|Volume 1: No. 11|
Ron Gershon (email@example.com) tells me that Matsushita owns Panasonic Technologies (a U.S. company), and that Richard Lipton is the contact person in both sets of ads. It seems that there is only one lab, ITL in Princeton, NJ.
Mark Weiser (firstname.lastname@example.org) forwarded a message from Hector Garcia-Molina. Hector, Rafael Alonso, Kai Li, and Richard Lipton have taken leave from Princeton University to start the computer-science research lab. It will eventually have about 40 people, half with doctorates. The university and CS department are supportive, and ITL hopes to initiate joint projects. Early plans were to have one initial project in hardware architecture, another in databases and distributed computing. Open publication is planned.
Mark sees a strong parallel with the Xerox PARC labs. Lab managers ("area managers") are autonomous and can shift direction radically, spend money, get grants, hire, etc., without prior approval. A lab is 30-70 people (Mark's is about 50). The new Japanese-funded labs are all smaller, around 20-30 final size, so perhaps autonomy and lack of defined projects is not unusual.

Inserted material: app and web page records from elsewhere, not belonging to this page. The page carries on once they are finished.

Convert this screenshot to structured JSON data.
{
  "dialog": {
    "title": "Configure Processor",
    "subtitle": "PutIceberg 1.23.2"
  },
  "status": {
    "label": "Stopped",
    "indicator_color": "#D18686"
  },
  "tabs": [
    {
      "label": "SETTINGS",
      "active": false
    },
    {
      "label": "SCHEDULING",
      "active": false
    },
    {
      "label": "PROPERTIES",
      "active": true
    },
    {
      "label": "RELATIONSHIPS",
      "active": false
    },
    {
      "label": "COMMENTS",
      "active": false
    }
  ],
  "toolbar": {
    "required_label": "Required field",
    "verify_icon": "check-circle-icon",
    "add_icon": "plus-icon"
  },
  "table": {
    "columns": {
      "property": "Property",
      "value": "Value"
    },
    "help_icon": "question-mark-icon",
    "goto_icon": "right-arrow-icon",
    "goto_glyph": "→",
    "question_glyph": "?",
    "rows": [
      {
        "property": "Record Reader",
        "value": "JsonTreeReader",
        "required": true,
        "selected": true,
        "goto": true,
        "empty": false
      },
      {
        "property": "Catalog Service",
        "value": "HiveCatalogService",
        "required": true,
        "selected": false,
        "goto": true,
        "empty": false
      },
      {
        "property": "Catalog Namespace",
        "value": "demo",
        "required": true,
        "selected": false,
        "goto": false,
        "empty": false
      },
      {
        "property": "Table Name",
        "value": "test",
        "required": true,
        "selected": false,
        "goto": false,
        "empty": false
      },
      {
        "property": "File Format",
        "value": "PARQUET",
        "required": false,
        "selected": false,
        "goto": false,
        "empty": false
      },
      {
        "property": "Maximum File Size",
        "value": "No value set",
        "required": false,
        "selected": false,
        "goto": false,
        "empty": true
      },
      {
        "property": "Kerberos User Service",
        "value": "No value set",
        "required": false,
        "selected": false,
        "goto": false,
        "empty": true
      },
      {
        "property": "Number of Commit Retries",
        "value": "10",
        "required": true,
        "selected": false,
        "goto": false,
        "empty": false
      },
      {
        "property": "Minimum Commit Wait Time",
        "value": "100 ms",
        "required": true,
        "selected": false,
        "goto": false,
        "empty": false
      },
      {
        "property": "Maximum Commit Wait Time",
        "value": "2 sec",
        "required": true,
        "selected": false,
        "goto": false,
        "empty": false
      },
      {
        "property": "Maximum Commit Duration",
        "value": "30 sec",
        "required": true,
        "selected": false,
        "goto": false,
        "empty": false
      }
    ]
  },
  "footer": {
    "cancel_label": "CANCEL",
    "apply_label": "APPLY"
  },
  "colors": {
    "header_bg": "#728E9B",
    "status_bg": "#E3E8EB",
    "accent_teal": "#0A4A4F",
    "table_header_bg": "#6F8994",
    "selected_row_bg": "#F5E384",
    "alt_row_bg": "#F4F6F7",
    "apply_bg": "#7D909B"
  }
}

The Japanese have always mined information and technology whenever they could, and they have paid for research by U.S. consulting firms such as SRI. (Often they have the same research done at multiple sites, here and in Japan, to increase the chance of success.) They've now discovered that top scientists are cheaper as employees than as consultants, and have found a way (other than enrolling students) to link with our universities. If they get some patents from this, it is their legitimate due for supporting U.S. researchers.
If there is a problem, it seems to be entirely with the failure of U.S. industry to support similar labs. Our government can't force U.S. industry to be competitive, and industry sees research as a cost rather than a profit center. Why should they support basic research if they can get a better return from investments, then license basic technology from the Japanese?
I'm afraid that much of our problem is optimism. Each company believes that its industry will survive (through protective legislation if necessary), and each believes that it can do as well as its U.S. competitors. Most of our high-tech companies are not aggressive in foreign markets -- partly because of U.S. bans on technology export -- and most are not sufficiently wary of foreign companies taking over the U.S. market.
There is also a personal optimism. Executives from finance and marketing (or from MBA programs) are trained to run any company. If one high-tech company were to fail, or even an industry, the executives would find work elsewhere. There is little personal incentive to ensure the long-term future of a company, whereas there is great pressure to build a good resume (and personal fortune) through short-term maximization.
The good news is that small business is alive and well. Most entrepreneurs have a long-term outlook, identifying strongly with their businesses. The bad news is that entrepreneurs seldom have the capital to hire scientists or to compete in high-tech markets. Perhaps the lesson is that we must work for the Japanese or work for ourselves.